⟨
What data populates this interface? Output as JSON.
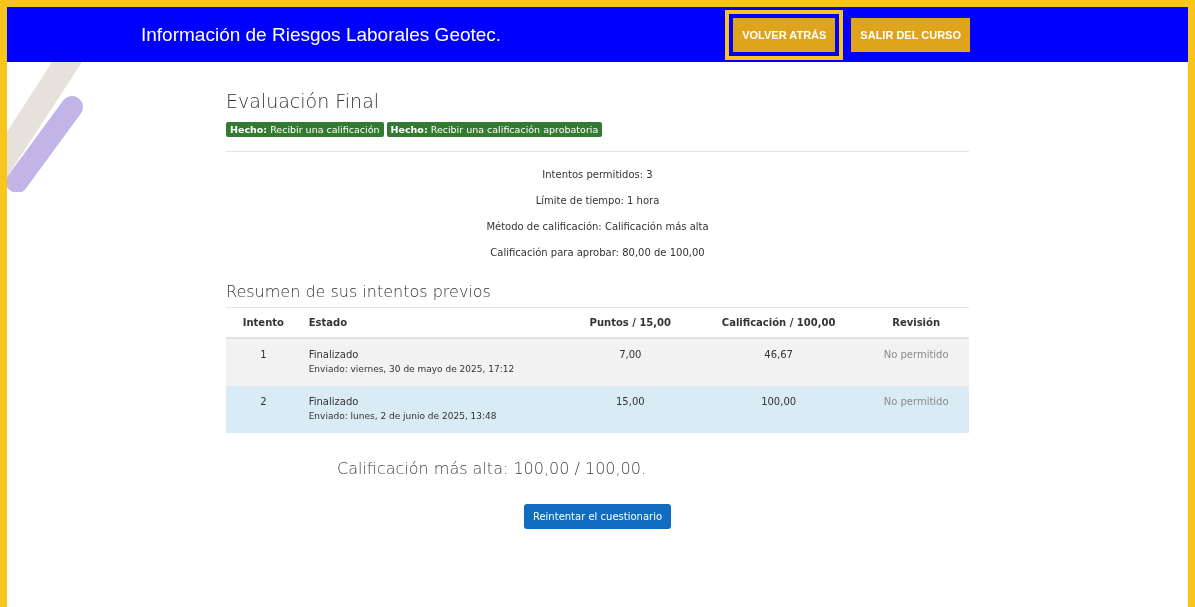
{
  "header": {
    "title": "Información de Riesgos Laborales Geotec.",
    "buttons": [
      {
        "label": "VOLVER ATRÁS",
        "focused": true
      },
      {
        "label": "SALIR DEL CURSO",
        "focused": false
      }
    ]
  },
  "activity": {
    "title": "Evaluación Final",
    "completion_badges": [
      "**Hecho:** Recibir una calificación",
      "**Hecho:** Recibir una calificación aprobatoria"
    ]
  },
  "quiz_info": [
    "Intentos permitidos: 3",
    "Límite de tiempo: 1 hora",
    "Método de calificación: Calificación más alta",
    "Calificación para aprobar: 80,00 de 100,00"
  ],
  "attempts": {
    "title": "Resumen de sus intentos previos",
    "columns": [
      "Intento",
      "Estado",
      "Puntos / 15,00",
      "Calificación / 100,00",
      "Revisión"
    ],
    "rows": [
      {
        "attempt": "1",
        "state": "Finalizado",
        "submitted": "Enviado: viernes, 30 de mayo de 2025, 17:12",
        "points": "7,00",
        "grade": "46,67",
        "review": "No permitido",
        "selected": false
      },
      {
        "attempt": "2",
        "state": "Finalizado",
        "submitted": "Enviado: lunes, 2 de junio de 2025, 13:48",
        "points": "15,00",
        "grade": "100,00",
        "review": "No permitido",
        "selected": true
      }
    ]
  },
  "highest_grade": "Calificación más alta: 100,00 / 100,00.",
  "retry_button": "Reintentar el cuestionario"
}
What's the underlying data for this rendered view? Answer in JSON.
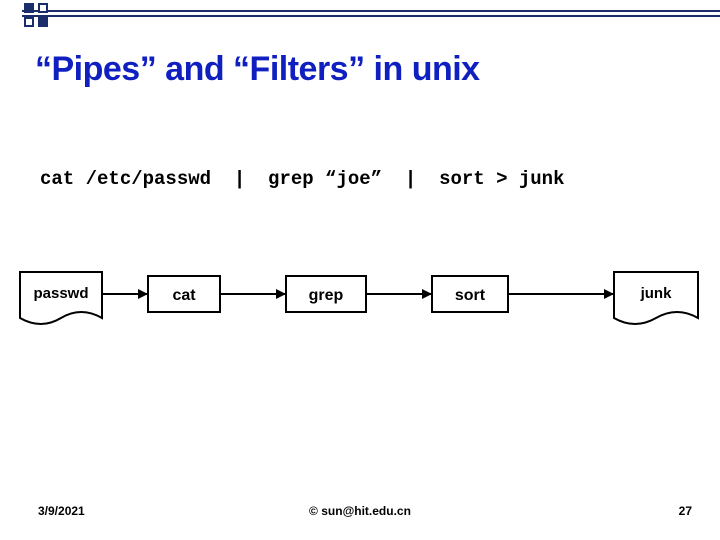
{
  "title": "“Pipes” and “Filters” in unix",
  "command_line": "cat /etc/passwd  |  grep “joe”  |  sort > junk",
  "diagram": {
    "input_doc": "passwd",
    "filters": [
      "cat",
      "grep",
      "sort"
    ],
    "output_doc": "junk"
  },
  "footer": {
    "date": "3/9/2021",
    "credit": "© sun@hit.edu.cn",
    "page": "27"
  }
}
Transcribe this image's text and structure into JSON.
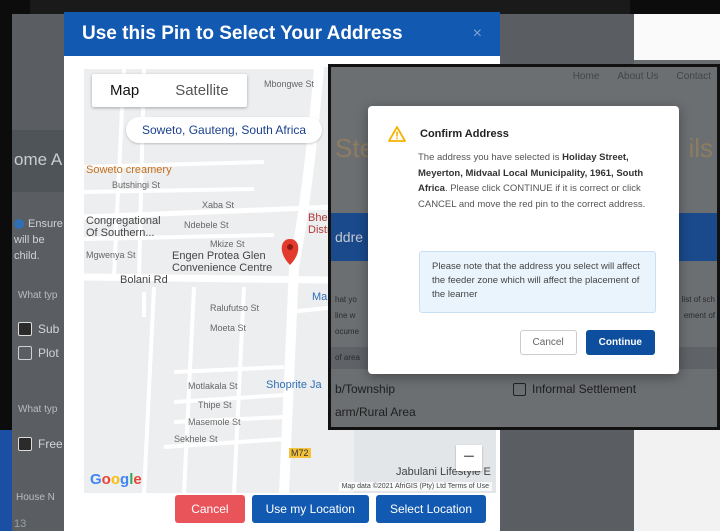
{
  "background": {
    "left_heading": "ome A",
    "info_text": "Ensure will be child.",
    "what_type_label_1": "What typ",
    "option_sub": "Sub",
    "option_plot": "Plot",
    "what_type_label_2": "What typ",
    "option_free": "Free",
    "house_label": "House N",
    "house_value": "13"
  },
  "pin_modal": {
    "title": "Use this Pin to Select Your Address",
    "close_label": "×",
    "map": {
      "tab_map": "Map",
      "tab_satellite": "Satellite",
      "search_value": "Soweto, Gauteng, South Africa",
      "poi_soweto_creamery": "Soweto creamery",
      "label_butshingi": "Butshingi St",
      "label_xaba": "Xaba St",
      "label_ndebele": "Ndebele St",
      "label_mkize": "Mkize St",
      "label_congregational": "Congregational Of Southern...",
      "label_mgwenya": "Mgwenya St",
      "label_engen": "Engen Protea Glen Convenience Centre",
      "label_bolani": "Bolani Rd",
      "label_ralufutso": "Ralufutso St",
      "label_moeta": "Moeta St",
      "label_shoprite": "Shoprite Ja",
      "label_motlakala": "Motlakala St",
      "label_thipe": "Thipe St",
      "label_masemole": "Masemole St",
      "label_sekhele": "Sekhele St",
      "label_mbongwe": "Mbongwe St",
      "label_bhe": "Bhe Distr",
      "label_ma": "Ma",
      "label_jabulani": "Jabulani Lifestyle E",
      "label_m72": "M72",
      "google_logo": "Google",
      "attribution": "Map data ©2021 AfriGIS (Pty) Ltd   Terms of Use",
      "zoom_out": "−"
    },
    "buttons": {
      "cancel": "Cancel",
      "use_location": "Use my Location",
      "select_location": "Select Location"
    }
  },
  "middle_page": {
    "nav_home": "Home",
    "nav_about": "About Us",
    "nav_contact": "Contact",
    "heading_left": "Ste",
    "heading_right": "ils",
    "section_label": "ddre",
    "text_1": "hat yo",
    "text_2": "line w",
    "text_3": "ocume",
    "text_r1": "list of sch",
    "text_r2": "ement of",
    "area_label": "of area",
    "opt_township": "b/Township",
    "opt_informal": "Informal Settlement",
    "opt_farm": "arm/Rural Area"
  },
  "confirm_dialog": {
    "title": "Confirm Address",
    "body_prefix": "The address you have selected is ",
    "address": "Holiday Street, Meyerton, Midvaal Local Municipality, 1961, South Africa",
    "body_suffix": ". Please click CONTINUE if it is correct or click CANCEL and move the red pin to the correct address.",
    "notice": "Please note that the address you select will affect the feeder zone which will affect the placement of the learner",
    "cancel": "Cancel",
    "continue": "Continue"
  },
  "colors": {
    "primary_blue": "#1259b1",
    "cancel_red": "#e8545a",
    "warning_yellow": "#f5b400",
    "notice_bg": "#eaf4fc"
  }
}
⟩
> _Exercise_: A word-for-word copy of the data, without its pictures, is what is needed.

> _Exercise answer_:
What data populates this interface? Output as JSON.
{
  "header": {
    "title": "Información de Riesgos Laborales Geotec.",
    "buttons": [
      {
        "label": "VOLVER ATRÁS",
        "focused": true
      },
      {
        "label": "SALIR DEL CURSO",
        "focused": false
      }
    ]
  },
  "activity": {
    "title": "Evaluación Final",
    "completion_badges": [
      "**Hecho:** Recibir una calificación",
      "**Hecho:** Recibir una calificación aprobatoria"
    ]
  },
  "quiz_info": [
    "Intentos permitidos: 3",
    "Límite de tiempo: 1 hora",
    "Método de calificación: Calificación más alta",
    "Calificación para aprobar: 80,00 de 100,00"
  ],
  "attempts": {
    "title": "Resumen de sus intentos previos",
    "columns": [
      "Intento",
      "Estado",
      "Puntos / 15,00",
      "Calificación / 100,00",
      "Revisión"
    ],
    "rows": [
      {
        "attempt": "1",
        "state": "Finalizado",
        "submitted": "Enviado: viernes, 30 de mayo de 2025, 17:12",
        "points": "7,00",
        "grade": "46,67",
        "review": "No permitido",
        "selected": false
      },
      {
        "attempt": "2",
        "state": "Finalizado",
        "submitted": "Enviado: lunes, 2 de junio de 2025, 13:48",
        "points": "15,00",
        "grade": "100,00",
        "review": "No permitido",
        "selected": true
      }
    ]
  },
  "highest_grade": "Calificación más alta: 100,00 / 100,00.",
  "retry_button": "Reintentar el cuestionario"
}
What's the underlying data for this rendered view? Answer in JSON.
{
  "title": "“Pipes” and “Filters” in unix",
  "command_line": "cat /etc/passwd  |  grep “joe”  |  sort > junk",
  "diagram": {
    "input_doc": "passwd",
    "filters": [
      "cat",
      "grep",
      "sort"
    ],
    "output_doc": "junk"
  },
  "footer": {
    "date": "3/9/2021",
    "credit": "© sun@hit.edu.cn",
    "page": "27"
  }
}
Transcribe this image's text and structure into JSON.
{
  "background": {
    "left_heading": "ome A",
    "info_text": "Ensure will be child.",
    "what_type_label_1": "What typ",
    "option_sub": "Sub",
    "option_plot": "Plot",
    "what_type_label_2": "What typ",
    "option_free": "Free",
    "house_label": "House N",
    "house_value": "13"
  },
  "pin_modal": {
    "title": "Use this Pin to Select Your Address",
    "close_label": "×",
    "map": {
      "tab_map": "Map",
      "tab_satellite": "Satellite",
      "search_value": "Soweto, Gauteng, South Africa",
      "poi_soweto_creamery": "Soweto creamery",
      "label_butshingi": "Butshingi St",
      "label_xaba": "Xaba St",
      "label_ndebele": "Ndebele St",
      "label_mkize": "Mkize St",
      "label_congregational": "Congregational Of Southern...",
      "label_mgwenya": "Mgwenya St",
      "label_engen": "Engen Protea Glen Convenience Centre",
      "label_bolani": "Bolani Rd",
      "label_ralufutso": "Ralufutso St",
      "label_moeta": "Moeta St",
      "label_shoprite": "Shoprite Ja",
      "label_motlakala": "Motlakala St",
      "label_thipe": "Thipe St",
      "label_masemole": "Masemole St",
      "label_sekhele": "Sekhele St",
      "label_mbongwe": "Mbongwe St",
      "label_bhe": "Bhe Distr",
      "label_ma": "Ma",
      "label_jabulani": "Jabulani Lifestyle E",
      "label_m72": "M72",
      "google_logo": "Google",
      "attribution": "Map data ©2021 AfriGIS (Pty) Ltd   Terms of Use",
      "zoom_out": "−"
    },
    "buttons": {
      "cancel": "Cancel",
      "use_location": "Use my Location",
      "select_location": "Select Location"
    }
  },
  "middle_page": {
    "nav_home": "Home",
    "nav_about": "About Us",
    "nav_contact": "Contact",
    "heading_left": "Ste",
    "heading_right": "ils",
    "section_label": "ddre",
    "text_1": "hat yo",
    "text_2": "line w",
    "text_3": "ocume",
    "text_r1": "list of sch",
    "text_r2": "ement of",
    "area_label": "of area",
    "opt_township": "b/Township",
    "opt_informal": "Informal Settlement",
    "opt_farm": "arm/Rural Area"
  },
  "confirm_dialog": {
    "title": "Confirm Address",
    "body_prefix": "The address you have selected is ",
    "address": "Holiday Street, Meyerton, Midvaal Local Municipality, 1961, South Africa",
    "body_suffix": ". Please click CONTINUE if it is correct or click CANCEL and move the red pin to the correct address.",
    "notice": "Please note that the address you select will affect the feeder zone which will affect the placement of the learner",
    "cancel": "Cancel",
    "continue": "Continue"
  },
  "colors": {
    "primary_blue": "#1259b1",
    "cancel_red": "#e8545a",
    "warning_yellow": "#f5b400",
    "notice_bg": "#eaf4fc"
  }
}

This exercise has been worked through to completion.